Sexual Harassment Claims: Can I Make My Employees Take Polygraph Tests?
Polygraph tests have been in the news lately. We were recently asked whether an employer — a private company in the case we discussed — could require its employees to take a polygraph test.
Under current California law, the answer is “no” unless you receive consent from your employees. Here is a quick discussion.
San Diego Corporate Law: What is a Polygraph Test?
Many have probably seen a staged polygraph test on television or in the movies. For those who may not know, a polygraph test is intended to show signs that the subject is lying based on various involuntary stress reactions of the body. The subject is seated and various instruments are attached to various parts of the subject’s body to measure, for example, heart rate, blood pressure, etc. The subject is asked some control questions to obtain baseline measurements. Then the test-subject is asked the questions for which the subject is being tested. In theory, when we lie, there is stress and that stress is reflected in higher heart rates, blood pressures, etc. As the test-subject answers the questions, a running “tally” of the various measurements are made and are time-linked to each question. Spikes in the measurements of stress-indicators, in theory, suggests that the person was untruthful when answering that particular question.
San Diego Corporate Law: Polygraph Tests Not Allowed Without Consent in California

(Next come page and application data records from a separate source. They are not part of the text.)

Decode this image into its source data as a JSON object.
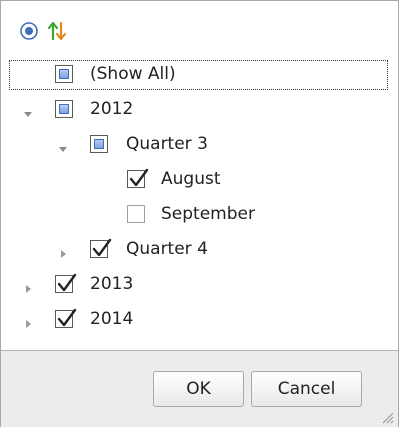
{
  "toolbar": {
    "radio_icon": "radio-selected-icon",
    "sort_icon": "sort-updown-icon"
  },
  "tree": [
    {
      "name": "show-all",
      "label": "(Show All)",
      "state": "indeterminate",
      "expander": "none"
    },
    {
      "name": "2012",
      "label": "2012",
      "state": "indeterminate",
      "expander": "expanded"
    },
    {
      "name": "2012-quarter-3",
      "label": "Quarter 3",
      "state": "indeterminate",
      "expander": "expanded"
    },
    {
      "name": "2012-quarter-3-august",
      "label": "August",
      "state": "checked",
      "expander": "none"
    },
    {
      "name": "2012-quarter-3-september",
      "label": "September",
      "state": "unchecked",
      "expander": "none"
    },
    {
      "name": "2012-quarter-4",
      "label": "Quarter 4",
      "state": "checked",
      "expander": "collapsed"
    },
    {
      "name": "2013",
      "label": "2013",
      "state": "checked",
      "expander": "collapsed"
    },
    {
      "name": "2014",
      "label": "2014",
      "state": "checked",
      "expander": "collapsed"
    }
  ],
  "footer": {
    "ok_label": "OK",
    "cancel_label": "Cancel"
  },
  "colors": {
    "accent": "#3f6fb8",
    "sort_green": "#3aa62e",
    "sort_orange": "#e08a1c"
  }
}
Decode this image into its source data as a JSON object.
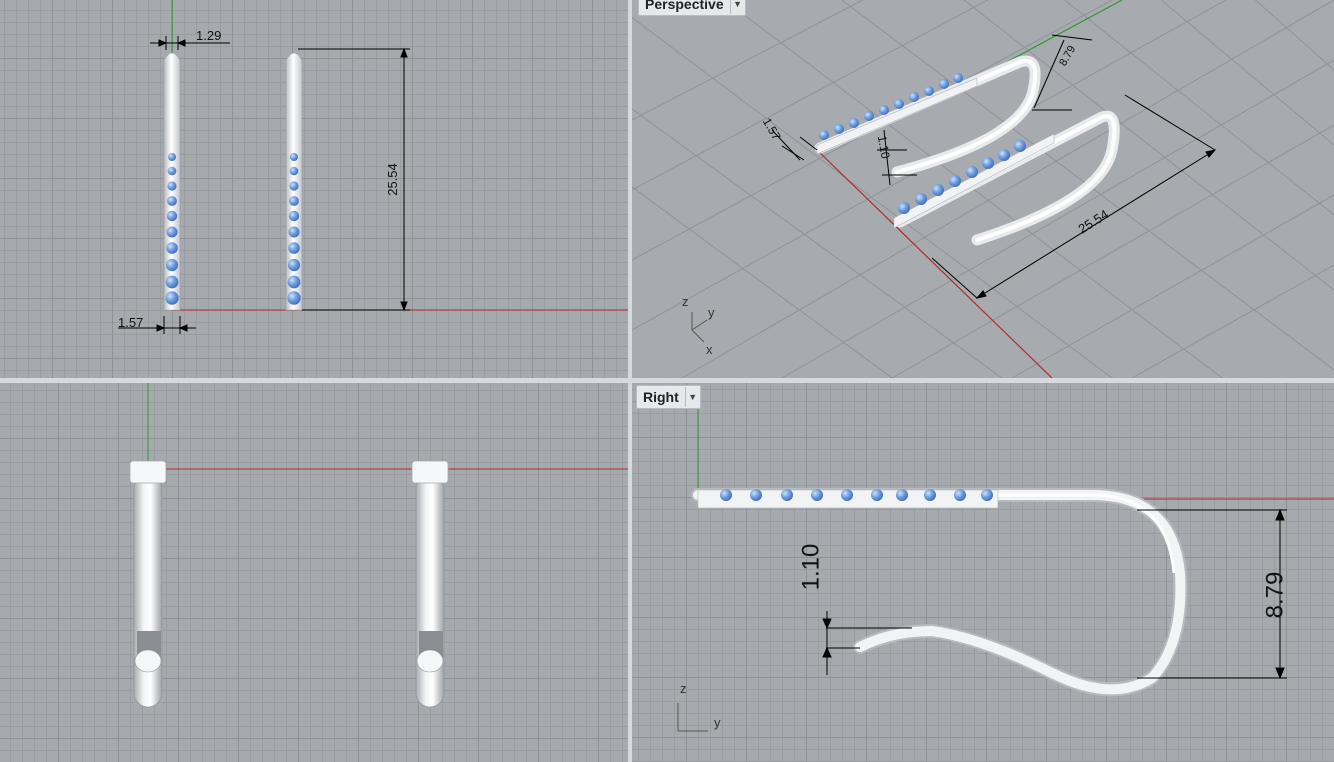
{
  "viewports": {
    "top": {
      "dimensions": {
        "wire_thickness": "1.29",
        "bar_width": "1.57",
        "length": "25.54"
      }
    },
    "perspective": {
      "title": "Perspective",
      "dimensions": {
        "width": "1.57",
        "stone_height": "1.10",
        "length": "25.54",
        "hook": "8.79"
      },
      "axes": {
        "z": "z",
        "y": "y",
        "x": "x"
      }
    },
    "front": {},
    "right": {
      "title": "Right",
      "dimensions": {
        "stone_height": "1.10",
        "hook_height": "8.79"
      },
      "axes": {
        "z": "z",
        "y": "y"
      }
    }
  },
  "colors": {
    "grid_bg": "#a6a9ad",
    "x_axis": "#b22a2a",
    "y_axis": "#2f9a2f",
    "metal": "#eef0f2",
    "stone": "#6f9fe0"
  },
  "icons": {
    "dropdown": "chevron-down-icon"
  }
}
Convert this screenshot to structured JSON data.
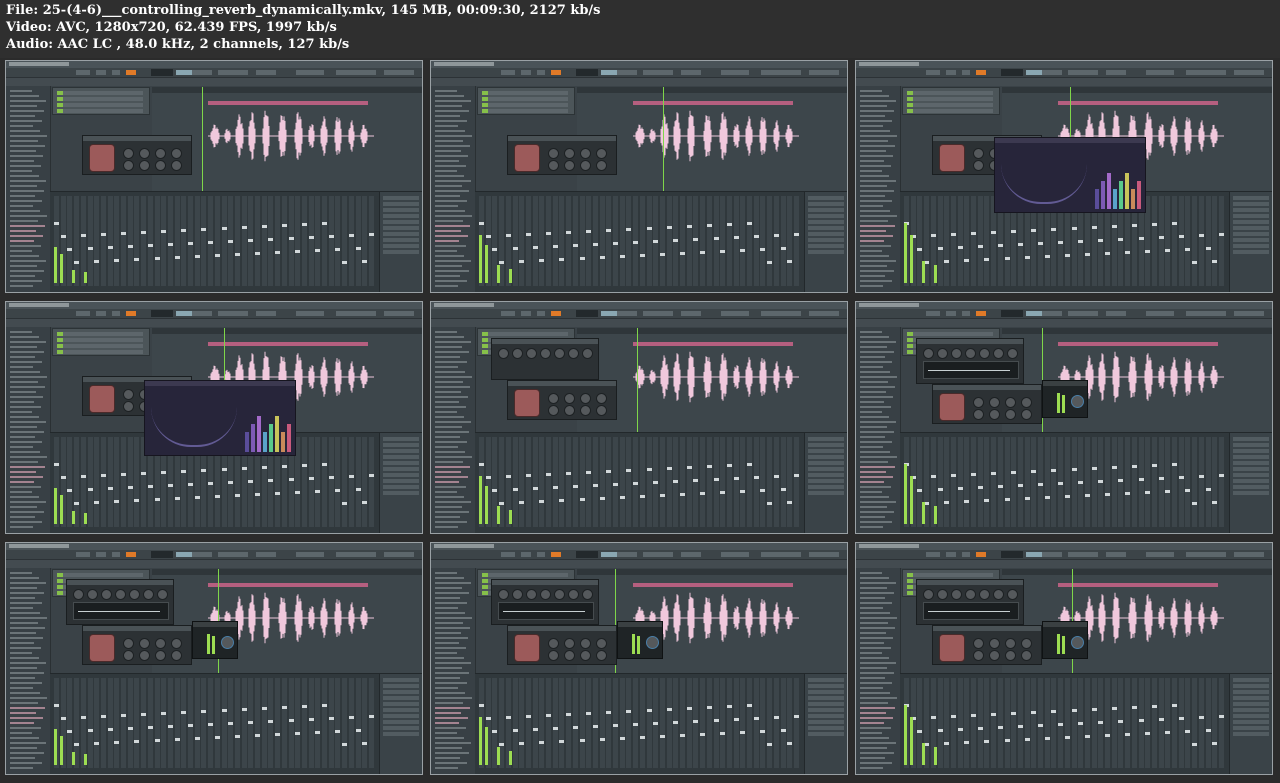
{
  "info": {
    "file_line": "File: 25-(4-6)___controlling_reverb_dynamically.mkv, 145 MB, 00:09:30, 2127 kb/s",
    "video_line": "Video: AVC, 1280x720, 62.439 FPS, 1997 kb/s",
    "audio_line": "Audio: AAC LC , 48.0 kHz, 2 channels, 127 kb/s"
  },
  "colors": {
    "background": "#2b2b2b",
    "waveform": "#f0c8dc",
    "playhead": "#7fd64a",
    "meter": "#9ddd52",
    "tempo_accent": "#e07a28"
  },
  "thumbnails": [
    {
      "popup": "bucket-only"
    },
    {
      "popup": "bucket-only"
    },
    {
      "popup": "eq"
    },
    {
      "popup": "bucket-eq"
    },
    {
      "popup": "knobs"
    },
    {
      "popup": "knobs-limiter"
    },
    {
      "popup": "knobs-limiter"
    },
    {
      "popup": "knobs-limiter"
    },
    {
      "popup": "knobs-limiter"
    }
  ]
}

In theory, using a polygraph test might solve a lot of problems for an employer, but the California Legislature banned the use of polygraphs many years ago. California Labor Code, §432.2 states that:
“No employer shall demand or require any applicant for employment or prospective employment or any employee to submit to or take a polygraph, lie detector or similar test or examination as a condition of employment or continued employment.”
A similar statutory provision prohibits the government from using polygraph tests for those employed as a “public safety officer.” See Cal. Gov. Code, § 3307. Further, the California Supreme Court banned all mandatory polygraph tests for all other types of government employees in the case of Long Beach City Employees Assn. v. City of Long Beach, 719 P. 2d 660 (Cal. Supreme Court 1986). The court held that requiring that government employees submit to polygraph examinations was an unconstitutional intrusion “… upon the employees’ constitutionally protected zone of individual privacy and also violated their right to equal protection under the law.”
That being said, Labor Code §432.2(b) allows for an employer to request a lie detector test but only after “… first advising the person in writing at the time the test is to be administered of the rights guaranteed by this section.” Importantly, there can be no retaliation or adverse employment action if the employee or applicant says “no.” Even if polygraph tests are permissible, there are some cautionary notes for employers who may be thinking about using them. There are some large concerns about the scientific validity of the results and studies have shown that a person can be trained to “beat” a polygraph test.
Contact San Diego Corporate Law
For more information, contact attorney Michael Leonard, Esq., of San Diego Corporate Law. Mr. Leonard was recently named as “Best of the Bar” by the San Diego Business Journal for 2018. Mr. Leonard has received that honor for the past four years. Mr. Leonard has extensive experience in drafting employee policies, employee handbooks, employment contracts, and the other contracts and agreements necessary for running your business. Mr. Leonard can be reached at (858) 483-9200 or via email.